WHAT THE EXERCISE ASKS
Return each record word for word, keeping none of its pictures.

SUPPLIED DATA
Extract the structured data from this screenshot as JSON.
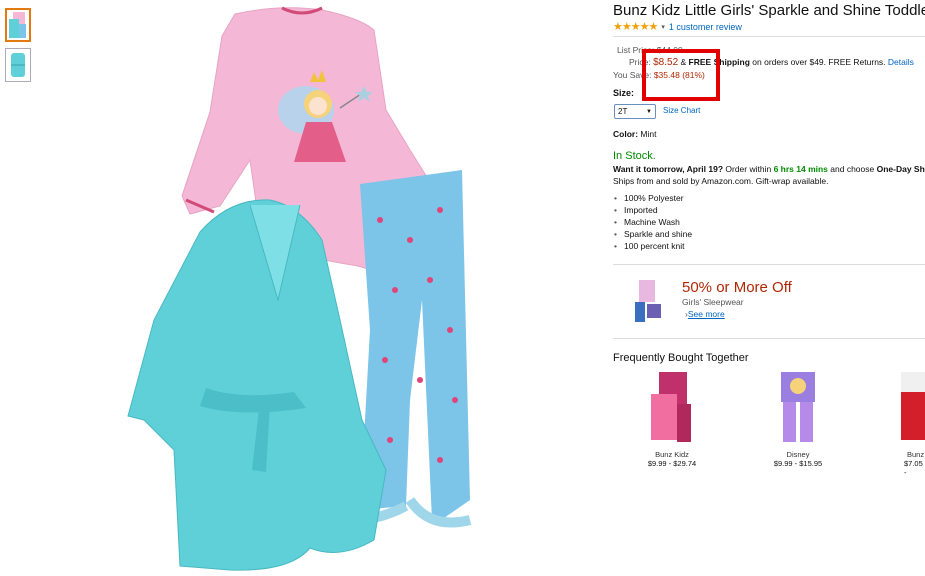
{
  "product": {
    "title": "Bunz Kidz Little Girls' Sparkle and Shine Toddler",
    "rating_stars": "★★★★★",
    "review_link": "1 customer review"
  },
  "pricing": {
    "list_price_label": "List Price:",
    "list_price": "$44.00",
    "price_label": "Price:",
    "price": "$8.52",
    "shipping_prefix": "& ",
    "free_shipping": "FREE Shipping",
    "shipping_suffix": " on orders over $49. FREE Returns.",
    "details_link": "Details",
    "save_label": "You Save:",
    "save_amount": "$35.48 (81%)"
  },
  "size": {
    "label": "Size:",
    "selected": "2T",
    "chart_link": "Size Chart"
  },
  "color": {
    "label": "Color:",
    "value": "Mint"
  },
  "availability": {
    "stock": "In Stock.",
    "want_it": "Want it tomorrow, April 19?",
    "order_within": " Order within ",
    "countdown": "6 hrs 14 mins",
    "choose": " and choose ",
    "one_day": "One-Day Shi",
    "ships_from": "Ships from and sold by Amazon.com. Gift-wrap available."
  },
  "features": [
    "100% Polyester",
    "Imported",
    "Machine Wash",
    "Sparkle and shine",
    "100 percent knit"
  ],
  "promo": {
    "title": "50% or More Off",
    "subtitle": "Girls' Sleepwear",
    "link": "See more",
    "arrow": "›"
  },
  "fbt": {
    "title": "Frequently Bought Together",
    "items": [
      {
        "brand": "Bunz Kidz",
        "price": "$9.99 - $29.74"
      },
      {
        "brand": "Disney",
        "price": "$9.99 - $15.95"
      },
      {
        "brand": "Bunz",
        "price": "$7.05 -"
      }
    ]
  },
  "colors": {
    "price_red": "#b12704",
    "link_blue": "#0066c0",
    "stock_green": "#008a00",
    "highlight_red": "#e00000",
    "robe_aqua": "#5fd0d8",
    "top_pink": "#f4b8d6"
  }
}
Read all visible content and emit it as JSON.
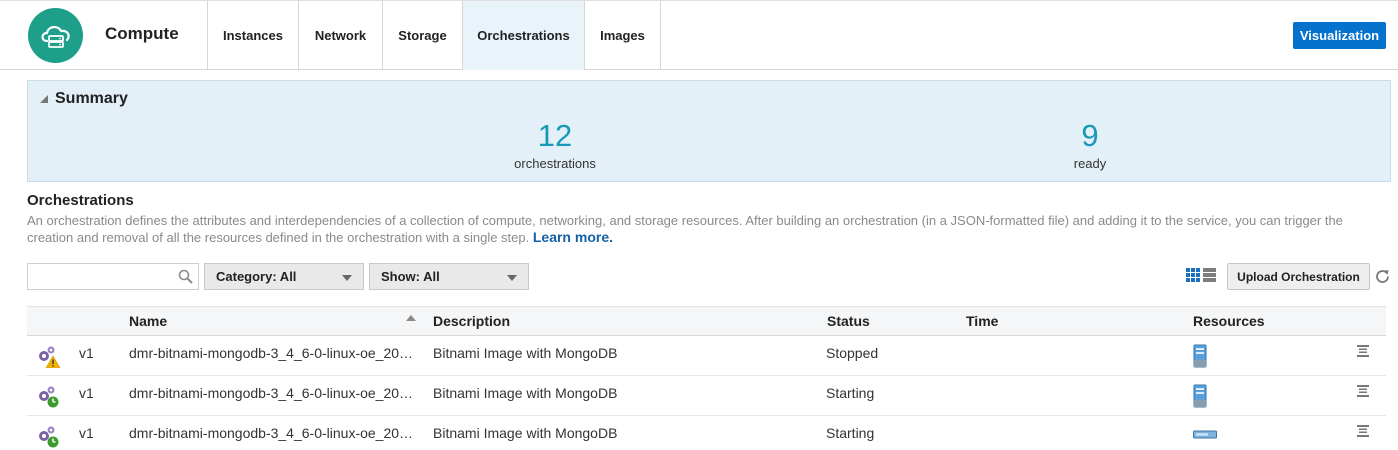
{
  "header": {
    "app_title": "Compute",
    "logo_icon": "cloud-server-icon",
    "tabs": [
      {
        "label": "Instances",
        "active": false
      },
      {
        "label": "Network",
        "active": false
      },
      {
        "label": "Storage",
        "active": false
      },
      {
        "label": "Orchestrations",
        "active": true
      },
      {
        "label": "Images",
        "active": false
      }
    ],
    "visualization_label": "Visualization"
  },
  "summary": {
    "title": "Summary",
    "metrics": [
      {
        "value": "12",
        "label": "orchestrations"
      },
      {
        "value": "9",
        "label": "ready"
      }
    ]
  },
  "section": {
    "title": "Orchestrations",
    "description": "An orchestration defines the attributes and interdependencies of a collection of compute, networking, and storage resources. After building an orchestration (in a JSON-formatted file) and adding it to the service, you can trigger the creation and removal of all the resources defined in the orchestration with a single step.",
    "learn_more": "Learn more."
  },
  "toolbar": {
    "search_value": "",
    "category_label": "Category: All",
    "show_label": "Show: All",
    "upload_label": "Upload Orchestration"
  },
  "table": {
    "headers": {
      "name": "Name",
      "description": "Description",
      "status": "Status",
      "time": "Time",
      "resources": "Resources"
    },
    "rows": [
      {
        "icon": "gears-warning-icon",
        "version": "v1",
        "name": "dmr-bitnami-mongodb-3_4_6-0-linux-oe_20…",
        "description": "Bitnami Image with MongoDB",
        "status": "Stopped",
        "time": "",
        "resource_icon": "server-tower-icon"
      },
      {
        "icon": "gears-clock-icon",
        "version": "v1",
        "name": "dmr-bitnami-mongodb-3_4_6-0-linux-oe_20…",
        "description": "Bitnami Image with MongoDB",
        "status": "Starting",
        "time": "",
        "resource_icon": "server-tower-icon"
      },
      {
        "icon": "gears-clock-icon",
        "version": "v1",
        "name": "dmr-bitnami-mongodb-3_4_6-0-linux-oe_20…",
        "description": "Bitnami Image with MongoDB",
        "status": "Starting",
        "time": "",
        "resource_icon": "storage-volume-icon"
      }
    ]
  },
  "colors": {
    "accent": "#0572ce",
    "logo": "#1d9f8a",
    "metric": "#1899b8",
    "summary_bg": "#e4f0f8",
    "link": "#1460a8"
  }
}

RESPONSE BELOW
Extract the structured data from this screenshot as JSON.
{
  "product": {
    "title": "Bunz Kidz Little Girls' Sparkle and Shine Toddler",
    "rating_stars": "★★★★★",
    "review_link": "1 customer review"
  },
  "pricing": {
    "list_price_label": "List Price:",
    "list_price": "$44.00",
    "price_label": "Price:",
    "price": "$8.52",
    "shipping_prefix": "& ",
    "free_shipping": "FREE Shipping",
    "shipping_suffix": " on orders over $49. FREE Returns.",
    "details_link": "Details",
    "save_label": "You Save:",
    "save_amount": "$35.48 (81%)"
  },
  "size": {
    "label": "Size:",
    "selected": "2T",
    "chart_link": "Size Chart"
  },
  "color": {
    "label": "Color:",
    "value": "Mint"
  },
  "availability": {
    "stock": "In Stock.",
    "want_it": "Want it tomorrow, April 19?",
    "order_within": " Order within ",
    "countdown": "6 hrs 14 mins",
    "choose": " and choose ",
    "one_day": "One-Day Shi",
    "ships_from": "Ships from and sold by Amazon.com. Gift-wrap available."
  },
  "features": [
    "100% Polyester",
    "Imported",
    "Machine Wash",
    "Sparkle and shine",
    "100 percent knit"
  ],
  "promo": {
    "title": "50% or More Off",
    "subtitle": "Girls' Sleepwear",
    "link": "See more",
    "arrow": "›"
  },
  "fbt": {
    "title": "Frequently Bought Together",
    "items": [
      {
        "brand": "Bunz Kidz",
        "price": "$9.99 - $29.74"
      },
      {
        "brand": "Disney",
        "price": "$9.99 - $15.95"
      },
      {
        "brand": "Bunz",
        "price": "$7.05 -"
      }
    ]
  },
  "colors": {
    "price_red": "#b12704",
    "link_blue": "#0066c0",
    "stock_green": "#008a00",
    "highlight_red": "#e00000",
    "robe_aqua": "#5fd0d8",
    "top_pink": "#f4b8d6"
  }
}
Read all visible content and emit it as JSON.
{
  "header": {
    "app_title": "Compute",
    "logo_icon": "cloud-server-icon",
    "tabs": [
      {
        "label": "Instances",
        "active": false
      },
      {
        "label": "Network",
        "active": false
      },
      {
        "label": "Storage",
        "active": false
      },
      {
        "label": "Orchestrations",
        "active": true
      },
      {
        "label": "Images",
        "active": false
      }
    ],
    "visualization_label": "Visualization"
  },
  "summary": {
    "title": "Summary",
    "metrics": [
      {
        "value": "12",
        "label": "orchestrations"
      },
      {
        "value": "9",
        "label": "ready"
      }
    ]
  },
  "section": {
    "title": "Orchestrations",
    "description": "An orchestration defines the attributes and interdependencies of a collection of compute, networking, and storage resources. After building an orchestration (in a JSON-formatted file) and adding it to the service, you can trigger the creation and removal of all the resources defined in the orchestration with a single step.",
    "learn_more": "Learn more."
  },
  "toolbar": {
    "search_value": "",
    "category_label": "Category: All",
    "show_label": "Show: All",
    "upload_label": "Upload Orchestration"
  },
  "table": {
    "headers": {
      "name": "Name",
      "description": "Description",
      "status": "Status",
      "time": "Time",
      "resources": "Resources"
    },
    "rows": [
      {
        "icon": "gears-warning-icon",
        "version": "v1",
        "name": "dmr-bitnami-mongodb-3_4_6-0-linux-oe_20…",
        "description": "Bitnami Image with MongoDB",
        "status": "Stopped",
        "time": "",
        "resource_icon": "server-tower-icon"
      },
      {
        "icon": "gears-clock-icon",
        "version": "v1",
        "name": "dmr-bitnami-mongodb-3_4_6-0-linux-oe_20…",
        "description": "Bitnami Image with MongoDB",
        "status": "Starting",
        "time": "",
        "resource_icon": "server-tower-icon"
      },
      {
        "icon": "gears-clock-icon",
        "version": "v1",
        "name": "dmr-bitnami-mongodb-3_4_6-0-linux-oe_20…",
        "description": "Bitnami Image with MongoDB",
        "status": "Starting",
        "time": "",
        "resource_icon": "storage-volume-icon"
      }
    ]
  },
  "colors": {
    "accent": "#0572ce",
    "logo": "#1d9f8a",
    "metric": "#1899b8",
    "summary_bg": "#e4f0f8",
    "link": "#1460a8"
  }
}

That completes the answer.